The typical configuration for chord diagrams is vertical. Chord diagrams were first devised centuries ago by classical guitarists. In the formal classical style of play, the guitarist holds the neck of the guitar pointed upward, in a nearly vertical position. The vertical configuration for chord diagrams therefore corresponds to how a classical guitarist views chords while playing them. Non-classical guitarists, however, and it should be noted that most guitarists are nonclassical guitarists, almost always hold the neck of the guitar in a more or less horizontal position. The horizontal configuration for chord diagrams therefore corresponds to how most guitarists view chords while playing them.

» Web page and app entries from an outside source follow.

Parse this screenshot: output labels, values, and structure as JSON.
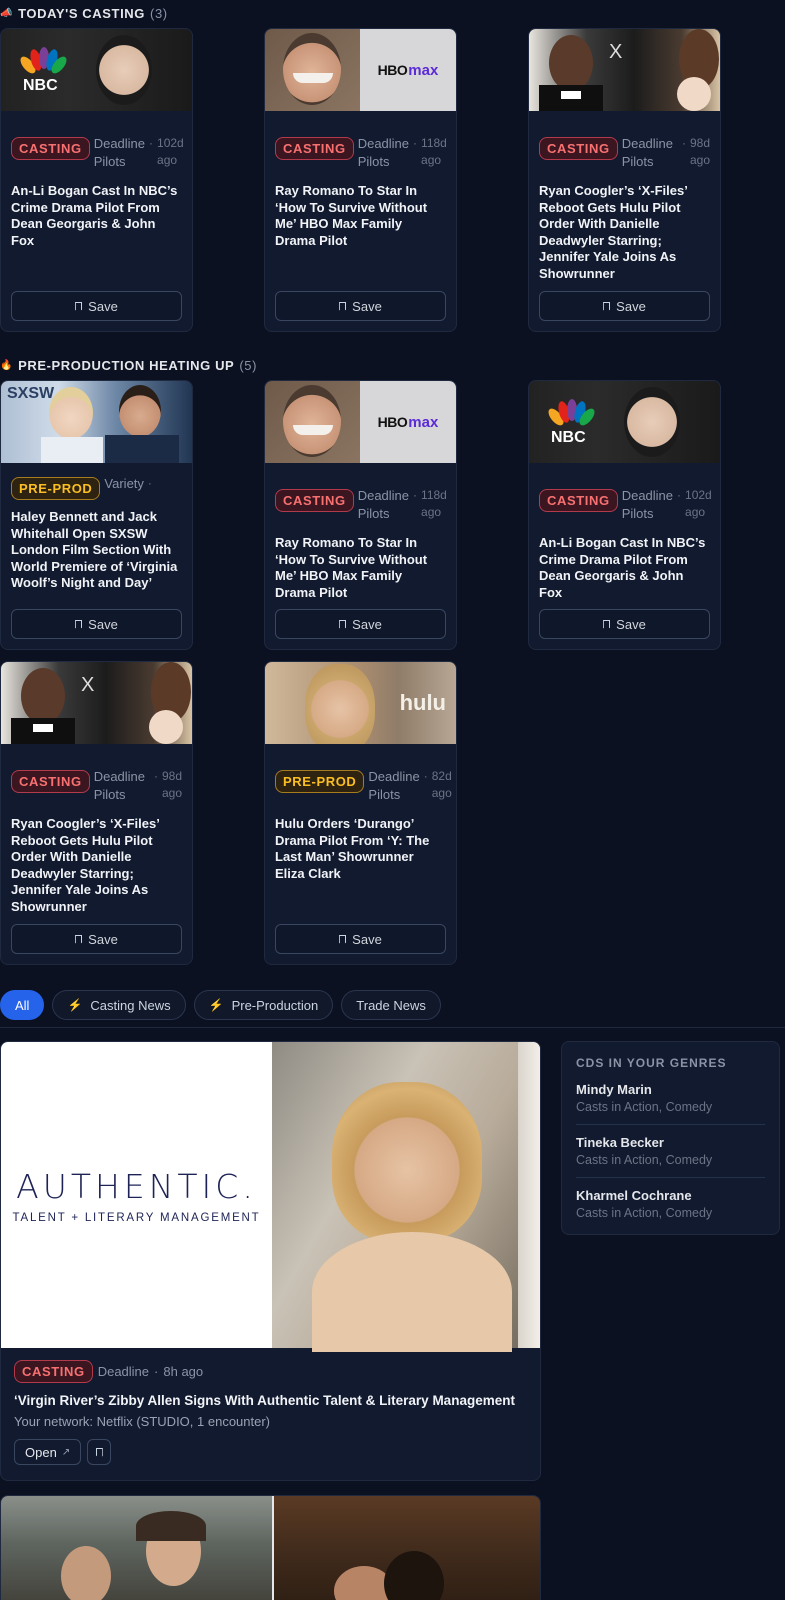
{
  "colors": {
    "background": "#0b1120",
    "card": "#111a2e",
    "casting": "#f87171",
    "preprod": "#fbbf24",
    "active_chip": "#2563eb"
  },
  "sections": {
    "today": {
      "title": "TODAY'S CASTING",
      "count": "(3)",
      "icon": "megaphone-icon"
    },
    "preprod": {
      "title": "PRE-PRODUCTION HEATING UP",
      "count": "(5)",
      "icon": "flame-icon"
    }
  },
  "today_cards": [
    {
      "thumb": "nbc",
      "badge": "CASTING",
      "source": "Deadline Pilots",
      "sep": "·",
      "ago": "102d ago",
      "title": "An-Li Bogan Cast In NBC’s Crime Drama Pilot From Dean Georgaris & John Fox",
      "save": "Save"
    },
    {
      "thumb": "hbomax",
      "badge": "CASTING",
      "source": "Deadline Pilots",
      "sep": "·",
      "ago": "118d ago",
      "title": "Ray Romano To Star In ‘How To Survive Without Me’ HBO Max Family Drama Pilot",
      "save": "Save"
    },
    {
      "thumb": "xfiles",
      "badge": "CASTING",
      "source": "Deadline Pilots",
      "sep": "·",
      "ago": "98d ago",
      "title": "Ryan Coogler’s ‘X-Files’ Reboot Gets Hulu Pilot Order With Danielle Deadwyler Starring; Jennifer Yale Joins As Showrunner",
      "save": "Save"
    }
  ],
  "preprod_cards": [
    {
      "thumb": "sxsw",
      "badge": "PRE-PROD",
      "source": "Variety",
      "sep": "·",
      "ago": "",
      "title": "Haley Bennett and Jack Whitehall Open SXSW London Film Section With World Premiere of ‘Virginia Woolf’s Night and Day’",
      "save": "Save"
    },
    {
      "thumb": "hbomax",
      "badge": "CASTING",
      "source": "Deadline Pilots",
      "sep": "·",
      "ago": "118d ago",
      "title": "Ray Romano To Star In ‘How To Survive Without Me’ HBO Max Family Drama Pilot",
      "save": "Save"
    },
    {
      "thumb": "nbc",
      "badge": "CASTING",
      "source": "Deadline Pilots",
      "sep": "·",
      "ago": "102d ago",
      "title": "An-Li Bogan Cast In NBC’s Crime Drama Pilot From Dean Georgaris & John Fox",
      "save": "Save"
    },
    {
      "thumb": "xfiles",
      "badge": "CASTING",
      "source": "Deadline Pilots",
      "sep": "·",
      "ago": "98d ago",
      "title": "Ryan Coogler’s ‘X-Files’ Reboot Gets Hulu Pilot Order With Danielle Deadwyler Starring; Jennifer Yale Joins As Showrunner",
      "save": "Save"
    },
    {
      "thumb": "hulu",
      "badge": "PRE-PROD",
      "source": "Deadline Pilots",
      "sep": "·",
      "ago": "82d ago",
      "title": "Hulu Orders ‘Durango’ Drama Pilot From ‘Y: The Last Man’ Showrunner Eliza Clark",
      "save": "Save"
    }
  ],
  "thumb_text": {
    "nbc": "NBC",
    "hbo": "HBO",
    "max": "max",
    "hulu": "hulu",
    "sxsw": "SXSW"
  },
  "filters": [
    {
      "label": "All",
      "active": true
    },
    {
      "label": "Casting News",
      "icon": "lightning-icon"
    },
    {
      "label": "Pre-Production",
      "icon": "lightning-icon"
    },
    {
      "label": "Trade News"
    }
  ],
  "feature": {
    "logo_main": "AUTHENTIC.",
    "logo_sub": "TALENT + LITERARY MANAGEMENT",
    "badge": "CASTING",
    "source": "Deadline",
    "sep": "·",
    "ago": "8h ago",
    "title": "‘Virgin River’s Zibby Allen Signs With Authentic Talent & Literary Management",
    "network": "Your network: Netflix (STUDIO, 1 encounter)",
    "open_label": "Open"
  },
  "sidebar": {
    "title": "CDS IN YOUR GENRES",
    "items": [
      {
        "name": "Mindy Marin",
        "genres": "Casts in Action, Comedy"
      },
      {
        "name": "Tineka Becker",
        "genres": "Casts in Action, Comedy"
      },
      {
        "name": "Kharmel Cochrane",
        "genres": "Casts in Action, Comedy"
      }
    ]
  }
}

Why are minor chords referred to in the charts with lower case letters?
The conventional chord symbol notation for an e minor chord is Em. The conventional chord symbol notation for an E Major chord is E. The Em chord symbol therefore sends a mixed message, since the upper case E implies a Major chord. The use of lower case letters for the chord symbols for minor chords eliminates this mixed message effect, so the chord symbol e more simply and more clearly identifies the e minor chord than does the chord symbol Em.
Why should I purchase a chord doc for a song that only requires a few chords?
Unless you’re a complete beginner, you probably shouldn’t, because the chord doc for such a song would likely not contain any information you could not figure out for yourself. The same is true for many other more complicated songs as well, because the catalog listings contain enough information to give you a pretty good idea of what the chording requirements for a song are. The most useful chord docs are for songs that require a lot of non-common chords, and for songs played in alternate tunings. On the other hand, all the song charts are equally useful, because they allow you to develop the ability to play along with the recording for a song far more easily and far more quickly than would otherwise be possible. This is no less true for a song played with very simple chords than for a song with a larger chord vocabulary.